What this task involves: Return the listing below unchanged, but without pictures.

******************************

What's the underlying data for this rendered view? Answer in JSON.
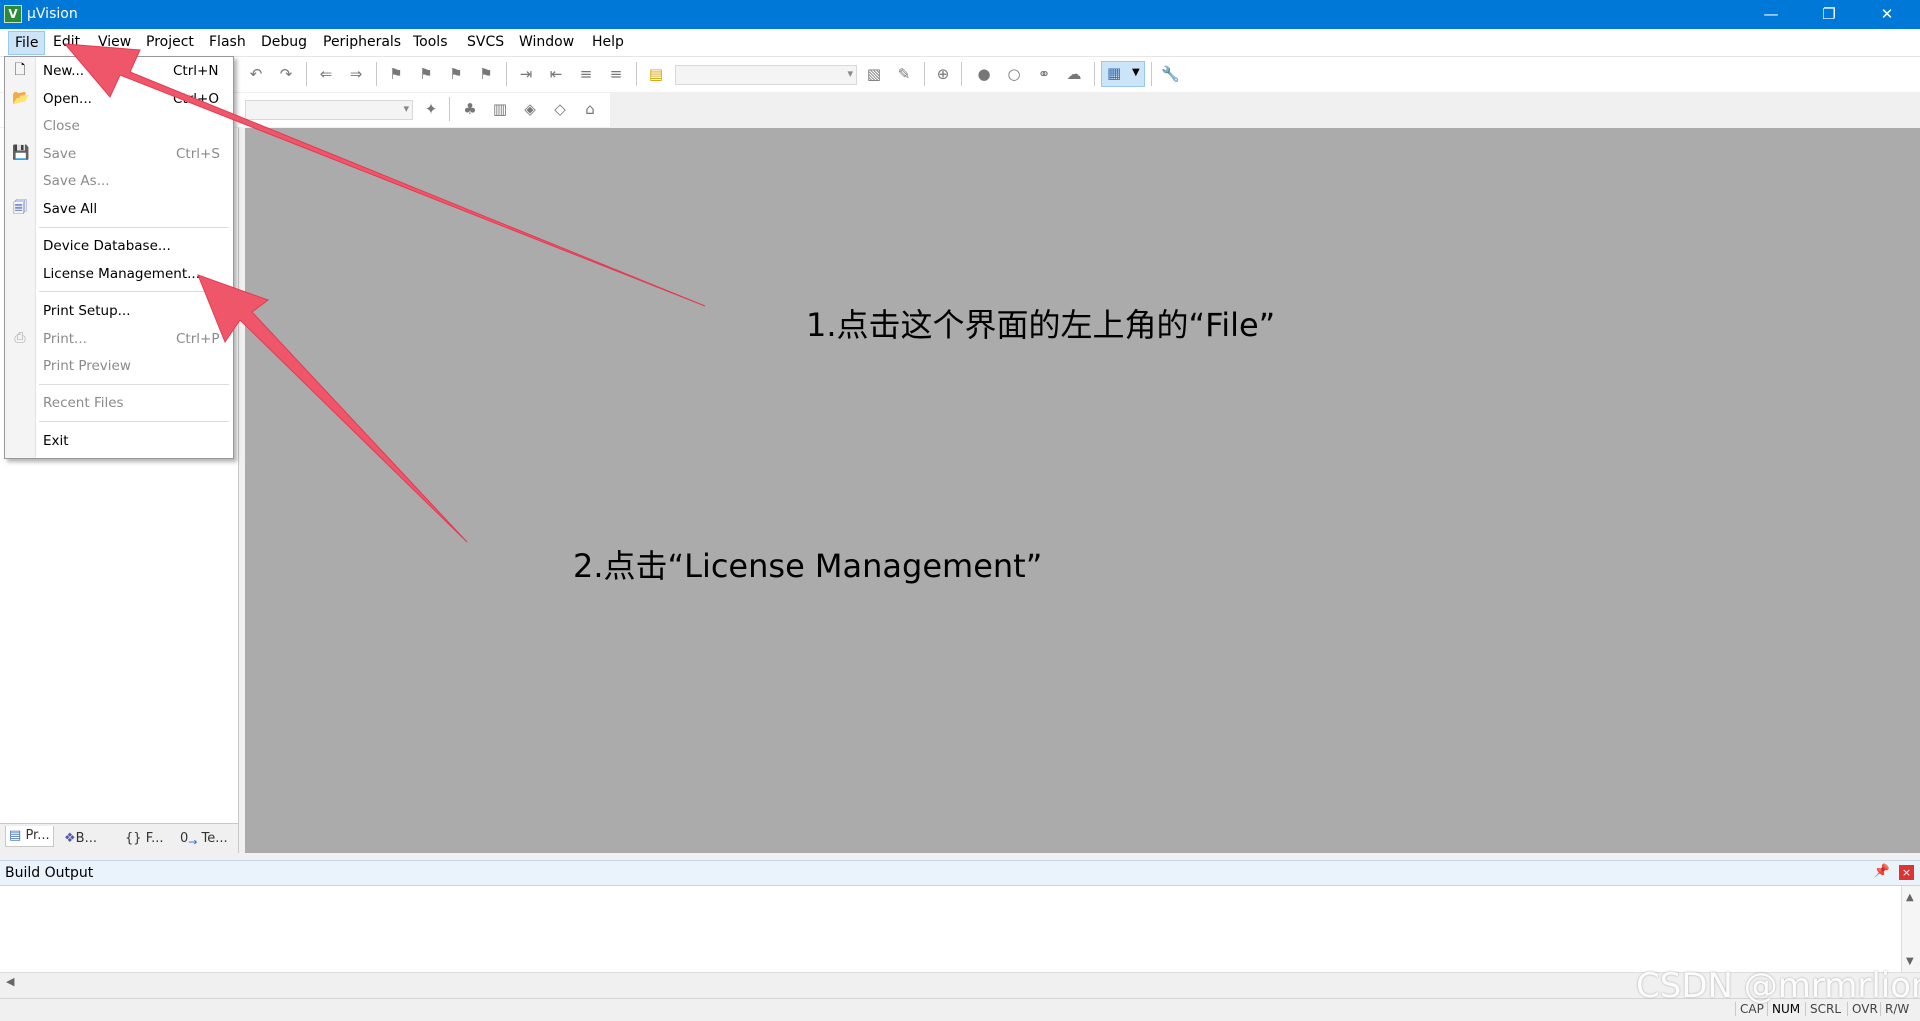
{
  "window": {
    "title": "µVision",
    "minimize_glyph": "—",
    "maximize_glyph": "❐",
    "close_glyph": "✕"
  },
  "menubar": {
    "items": [
      "File",
      "Edit",
      "View",
      "Project",
      "Flash",
      "Debug",
      "Peripherals",
      "Tools",
      "SVCS",
      "Window",
      "Help"
    ]
  },
  "file_menu": {
    "items": [
      {
        "label": "New...",
        "shortcut": "Ctrl+N",
        "enabled": true,
        "icon": "new-file-icon"
      },
      {
        "label": "Open...",
        "shortcut": "Ctrl+O",
        "enabled": true,
        "icon": "open-folder-icon"
      },
      {
        "label": "Close",
        "shortcut": "",
        "enabled": false,
        "icon": ""
      },
      {
        "label": "Save",
        "shortcut": "Ctrl+S",
        "enabled": false,
        "icon": "save-icon"
      },
      {
        "label": "Save As...",
        "shortcut": "",
        "enabled": false,
        "icon": ""
      },
      {
        "label": "Save All",
        "shortcut": "",
        "enabled": true,
        "icon": "save-all-icon"
      },
      {
        "label": "Device Database...",
        "shortcut": "",
        "enabled": true,
        "icon": ""
      },
      {
        "label": "License Management...",
        "shortcut": "",
        "enabled": true,
        "icon": ""
      },
      {
        "label": "Print Setup...",
        "shortcut": "",
        "enabled": true,
        "icon": ""
      },
      {
        "label": "Print...",
        "shortcut": "Ctrl+P",
        "enabled": false,
        "icon": "print-icon"
      },
      {
        "label": "Print Preview",
        "shortcut": "",
        "enabled": false,
        "icon": ""
      },
      {
        "label": "Recent Files",
        "shortcut": "",
        "enabled": false,
        "icon": ""
      },
      {
        "label": "Exit",
        "shortcut": "",
        "enabled": true,
        "icon": ""
      }
    ]
  },
  "left_panel": {
    "tabs": [
      "Pr...",
      "B...",
      "F...",
      "Te..."
    ]
  },
  "build_output": {
    "title": "Build Output",
    "pin_glyph": "📌",
    "close_glyph": "×"
  },
  "statusbar": {
    "indicators": [
      "CAP",
      "NUM",
      "SCRL",
      "OVR",
      "R/W"
    ],
    "active": [
      "NUM"
    ]
  },
  "annotations": {
    "step1": "1.点击这个界面的左上角的“File”",
    "step2": "2.点击“License Management”"
  },
  "watermark": "CSDN @mrmrlion",
  "colors": {
    "titlebar": "#0078d7",
    "workspace": "#ababab",
    "arrow": "#f0566a",
    "menu_highlight": "#cce4f7"
  }
}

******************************

Exercise response:
What's the underlying data for this rendered view? Answer in JSON.
{
  "window": {
    "title": "µVision",
    "minimize_glyph": "—",
    "maximize_glyph": "❐",
    "close_glyph": "✕"
  },
  "menubar": {
    "items": [
      "File",
      "Edit",
      "View",
      "Project",
      "Flash",
      "Debug",
      "Peripherals",
      "Tools",
      "SVCS",
      "Window",
      "Help"
    ]
  },
  "file_menu": {
    "items": [
      {
        "label": "New...",
        "shortcut": "Ctrl+N",
        "enabled": true,
        "icon": "new-file-icon"
      },
      {
        "label": "Open...",
        "shortcut": "Ctrl+O",
        "enabled": true,
        "icon": "open-folder-icon"
      },
      {
        "label": "Close",
        "shortcut": "",
        "enabled": false,
        "icon": ""
      },
      {
        "label": "Save",
        "shortcut": "Ctrl+S",
        "enabled": false,
        "icon": "save-icon"
      },
      {
        "label": "Save As...",
        "shortcut": "",
        "enabled": false,
        "icon": ""
      },
      {
        "label": "Save All",
        "shortcut": "",
        "enabled": true,
        "icon": "save-all-icon"
      },
      {
        "label": "Device Database...",
        "shortcut": "",
        "enabled": true,
        "icon": ""
      },
      {
        "label": "License Management...",
        "shortcut": "",
        "enabled": true,
        "icon": ""
      },
      {
        "label": "Print Setup...",
        "shortcut": "",
        "enabled": true,
        "icon": ""
      },
      {
        "label": "Print...",
        "shortcut": "Ctrl+P",
        "enabled": false,
        "icon": "print-icon"
      },
      {
        "label": "Print Preview",
        "shortcut": "",
        "enabled": false,
        "icon": ""
      },
      {
        "label": "Recent Files",
        "shortcut": "",
        "enabled": false,
        "icon": ""
      },
      {
        "label": "Exit",
        "shortcut": "",
        "enabled": true,
        "icon": ""
      }
    ]
  },
  "left_panel": {
    "tabs": [
      "Pr...",
      "B...",
      "F...",
      "Te..."
    ]
  },
  "build_output": {
    "title": "Build Output",
    "pin_glyph": "📌",
    "close_glyph": "×"
  },
  "statusbar": {
    "indicators": [
      "CAP",
      "NUM",
      "SCRL",
      "OVR",
      "R/W"
    ],
    "active": [
      "NUM"
    ]
  },
  "annotations": {
    "step1": "1.点击这个界面的左上角的“File”",
    "step2": "2.点击“License Management”"
  },
  "watermark": "CSDN @mrmrlion",
  "colors": {
    "titlebar": "#0078d7",
    "workspace": "#ababab",
    "arrow": "#f0566a",
    "menu_highlight": "#cce4f7"
  }
}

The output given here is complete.